High-valent iron in chemical and biological oxidations

Research output: Contribution to journalReview article

462 Scopus citations

Abstract

Various aspects of the reactivity of iron(IV) in chemical and biological systems are reviewed. Accumulated evidence shows that the ferryl species [Fe(IV){double bond, long}O]2+ can be formed under a variety of conditions including those related to the ferrous ion-hydrogen peroxide system known as Fenton's reagent. Early evidence that such a species could hydroxylate typical aliphatic C-H bonds included regioselectivities and stereospecificities for cyclohexanol hydroxylation that could not be accounted for by a freely diffusing hydroxyl radical. Iron(IV) porphyrin complexes are also found in the catalytic cycles of cytochrome P450 and chloroperoxidase. Model oxo-iron(IV) porphyrin complexes have shown reactivity similar to the proposed enzymatic intermediates. Mechanistic studies using mechanistically diagnostic substrates have implicated a radical rebound scenario for aliphatic hydroxylation by cytochrome P450. Likewise, several non-heme diiron hydroxylases, AlkB (Ω-hydroxylase), sMMO (soluble methane monooxygenase), XylM (xylene monooxygenase) and T4moH (toluene monooxygenase) all show clear indications of radical rearranged products indicating that the oxygen rebound pathway is a ubiquitous mechanism for hydrocarbon oxygenation by both heme and non-heme iron enzymes.
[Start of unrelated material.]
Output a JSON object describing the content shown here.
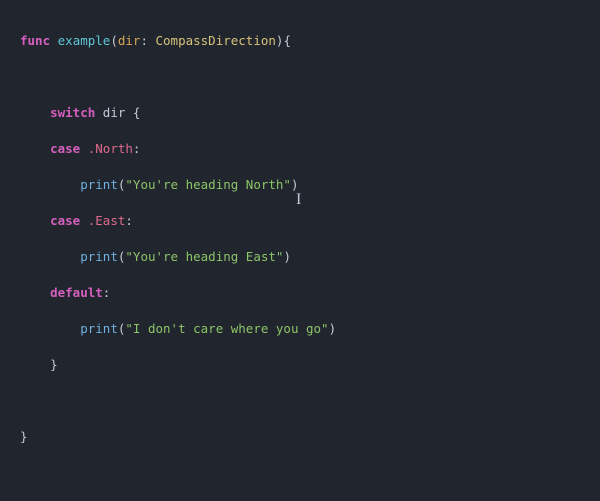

Original languageEnglish (US)
Pages (from-to)434-447
Number of pages14
JournalJournal of Inorganic Biochemistry
Volume100
Issue number4
DOIs
StatePublished - Apr 1 2006

All Science Journal Classification (ASJC) codes

  • Biochemistry
  • Inorganic Chemistry

Keywords

  • AlkB
  • Chloroperoxidase
  • Cytochrome P450
  • Fenton
  • Ferryl
  • Mechanism
  • Oxygen rebound
  • sMMO

Fingerprint Dive into the research topics of 'High-valent iron in chemical and biological oxidations'. Together they form a unique fingerprint.

  • Cite this